Day 1 - Database Concepts

Introduction and Background

Denné Reed - University of Texas at Austin, Dept. of Anthropology

TDWG - Biodiversity Information Standards
The acronym reflects the earlier name of the group, Taxonomic Database Working Group

Exerciese 1 - Use Cases

1. Introduce yourself
2. What questions would you like to ask of your database? e.g. How many specimens of Aethomys hindei are in our collections?

Results

1. The locality from which a specimen was collected?
2. What species is a specimen? What sex is a specimen?
3. Is a specimen rare?
4. What species come from a given locality? 
5. How does one site/locality differ from another in terms of specimens? species? etc.
6. What analyses have been conducted on a specimen? or sample?
7. How much data can we collect during field work?
8. How many bovid specimens come from East Turkana in the KNM collections?
9. What data are there on indigenous and introduced fish species in Lake Victoria?
10. What data (generally) are there from Olduvai Gorge? 
11. How many primate specimens have been published from the lower Omo Valley?
12. For a specific specimen/item, where is it located in the collection? What is its disposition?
13. For a given unit, e.g. paleontology, what is the size of that units collections?
14. How many specimens represent a specific anatomical element, e.g. "femur", "skin and skull"
15. How many specimen represent a specific preparation, "tissue", "photograph", "osteological" etc.
16. Where do all examples of Narosura pottery come from geogrpahically? Where are those items in the collection?
17. What specimens are suitable for a particular type of analysis e.g. aDNA, stable isotope etc.
18. How many specimens have been collected in the last 6 months
19. How many new species have been discovered this year?
20 How many collectors are involved in a collection? How are they? Where do they come from?
21. What is the provenience (archaeological/taphonomic context) of an item? What is the provenence of an item (what is its history of use, analysis etc.)?

 

Concept Mapping

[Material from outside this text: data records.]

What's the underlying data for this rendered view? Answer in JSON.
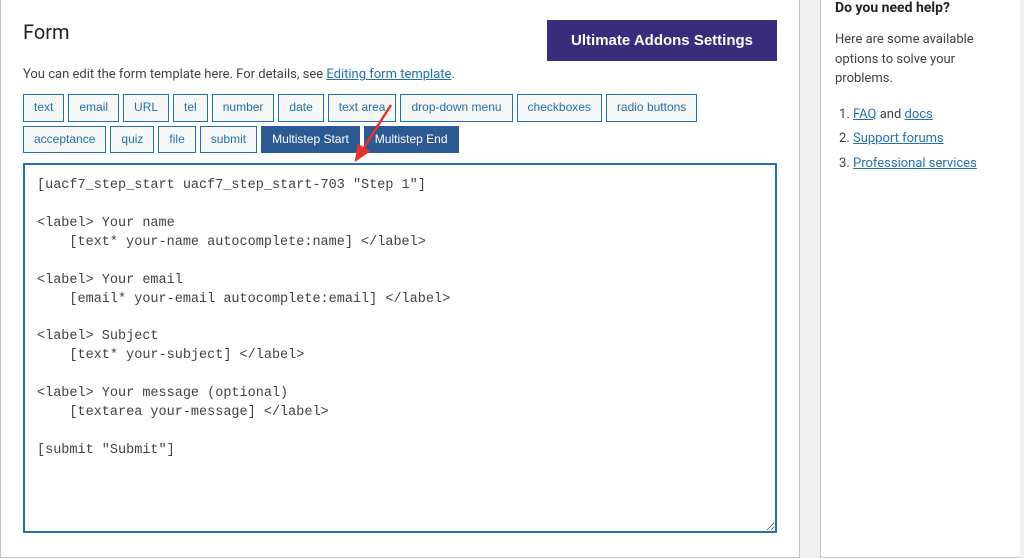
{
  "main": {
    "title": "Form",
    "ultimate_btn": "Ultimate Addons Settings",
    "subtitle_prefix": "You can edit the form template here. For details, see ",
    "subtitle_link": "Editing form template",
    "subtitle_suffix": ".",
    "tag_buttons": [
      "text",
      "email",
      "URL",
      "tel",
      "number",
      "date",
      "text area",
      "drop-down menu",
      "checkboxes",
      "radio buttons",
      "acceptance",
      "quiz",
      "file",
      "submit",
      "Multistep Start",
      "Multistep End"
    ],
    "active_tags": [
      "Multistep Start",
      "Multistep End"
    ],
    "textarea_value": "[uacf7_step_start uacf7_step_start-703 \"Step 1\"]\n\n<label> Your name\n    [text* your-name autocomplete:name] </label>\n\n<label> Your email\n    [email* your-email autocomplete:email] </label>\n\n<label> Subject\n    [text* your-subject] </label>\n\n<label> Your message (optional)\n    [textarea your-message] </label>\n\n[submit \"Submit\"]"
  },
  "help": {
    "title": "Do you need help?",
    "desc": "Here are some available options to solve your problems.",
    "items": [
      {
        "prefix": "",
        "link1": "FAQ",
        "mid": " and ",
        "link2": "docs",
        "suffix": ""
      },
      {
        "prefix": "",
        "link1": "Support forums",
        "mid": "",
        "link2": "",
        "suffix": ""
      },
      {
        "prefix": "",
        "link1": "Professional services",
        "mid": "",
        "link2": "",
        "suffix": ""
      }
    ]
  }
}
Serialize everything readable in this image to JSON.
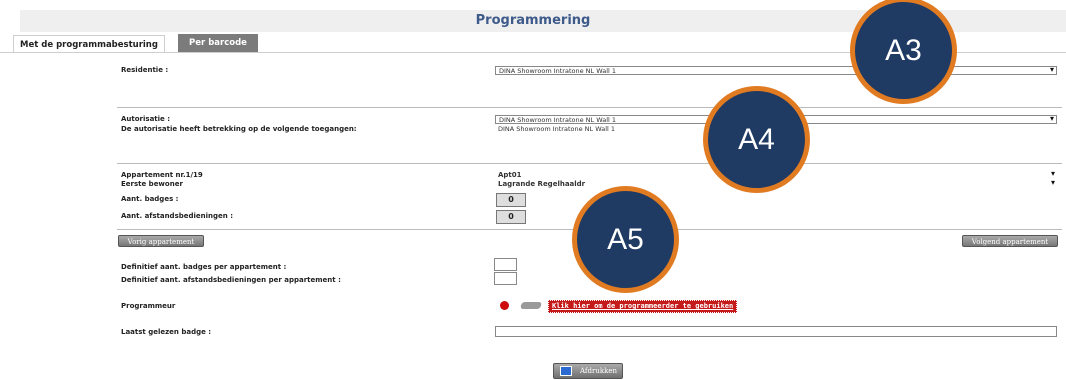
{
  "header": {
    "title": "Programmering"
  },
  "tabs": [
    {
      "label": "Met de programmabesturing"
    },
    {
      "label": "Per barcode"
    }
  ],
  "form": {
    "residentie_label": "Residentie :",
    "residentie_value": "DINA Showroom Intratone NL Wall 1",
    "autorisatie_label": "Autorisatie :",
    "autorisatie_value": "DINA Showroom Intratone NL Wall 1",
    "toegangen_label": "De autorisatie heeft betrekking op de volgende toegangen:",
    "toegangen_value": "DINA Showroom Intratone NL Wall 1",
    "appartement_label": "Appartement nr.1/19",
    "appartement_value": "Apt01",
    "bewoner_label": "Eerste bewoner",
    "bewoner_value": "Lagrande Regelhaaldr",
    "badges_label": "Aant. badges :",
    "badges_value": "0",
    "afstand_label": "Aant. afstandsbedieningen :",
    "afstand_value": "0",
    "prev_button": "Vorig appartement",
    "next_button": "Volgend appartement",
    "def_badges_label": "Definitief aant. badges per appartement :",
    "def_afstand_label": "Definitief aant. afstandsbedieningen per appartement :",
    "programmeur_label": "Programmeur",
    "programmeur_link": "Klik hier om de programmeerder te gebruiken",
    "laatst_label": "Laatst gelezen badge :",
    "print_button": "Afdrukken"
  },
  "callouts": [
    {
      "label": "A3"
    },
    {
      "label": "A4"
    },
    {
      "label": "A5"
    }
  ],
  "colors": {
    "accent": "#3d5a8a",
    "callout_fill": "#1f3a63",
    "callout_ring": "#e07b22",
    "link_red": "#c41a1a"
  },
  "icons": {
    "print": "printer-icon",
    "status": "red-dot-icon",
    "reader": "badge-reader-icon"
  }
}
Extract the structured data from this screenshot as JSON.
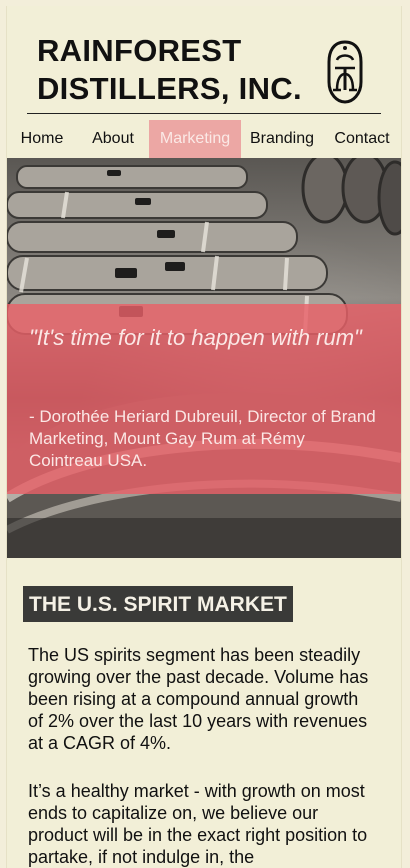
{
  "header": {
    "brand": "RAINFOREST\nDISTILLERS, INC.",
    "logo_icon": "ornamental-monogram-icon"
  },
  "nav": {
    "items": [
      {
        "label": "Home",
        "active": false
      },
      {
        "label": "About",
        "active": false
      },
      {
        "label": "Marketing",
        "active": true
      },
      {
        "label": "Branding",
        "active": false
      },
      {
        "label": "Contact",
        "active": false
      }
    ]
  },
  "hero": {
    "image": "rum-barrels-photo",
    "quote": "\"It's time for it to happen with rum\"",
    "attribution": "- Dorothée Heriard Dubreuil, Director of Brand Marketing, Mount Gay Rum at Rémy Cointreau USA."
  },
  "section": {
    "title": "THE U.S. SPIRIT MARKET",
    "paragraph_1": "The US spirits segment has been steadily growing over the past decade. Volume has been rising at a compound annual growth of 2% over the last 10 years with revenues at a CAGR of 4%.",
    "paragraph_2": "It’s a healthy market - with growth on most ends to capitalize on, we believe our product will be in the exact right position to partake, if not indulge in, the"
  },
  "colors": {
    "background": "#f2efd7",
    "accent": "#e8606a",
    "nav_active": "#eca7a4",
    "title_bg": "#3a3a38"
  }
}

Based on the questions from the Use Cases exercise what are the main concepts or pieces of information that we need to keep track of in our database?

Consider Question 1 "What is the locality from which a specimen was collected?"
To answer this question we need to keep track of localities and specimens...
If we continue this for each question we get the following list of concepts or classes of information:
1. Location/Locality
2. Specimens/Items/Finds
3. Collection
4. People/Agents/Projects/Institutions/Roles
5. Publications
6. Anatomical Elements
7. Taxon/Species
8. Geological Context

A rough depiction of these concepts appears in the concept map below.

Exercise Concept Map

Similar exercises at other PaleoCore workshps have resulted in a provisional PaleoCore concpet map

Provisional PaleoCore Conecpt Map

Exercise 2 - Assigning Attributes to Concepts

1. Break into groups of 5 people based on shared background, e.g. archaeology, paleontology, biology. 
2. Round 1 - Introduce yourselves.
3. Round 2 - What are the attributes you would record for a specimen/item in your collection management system?

The core concepts are often referred to as "classes" and these classes have "attributes". It is helpful to standardize the terms used for the attributes.  Paleocore maintains a listing of standard terms derived from Darwin Core and Dublin Core terms.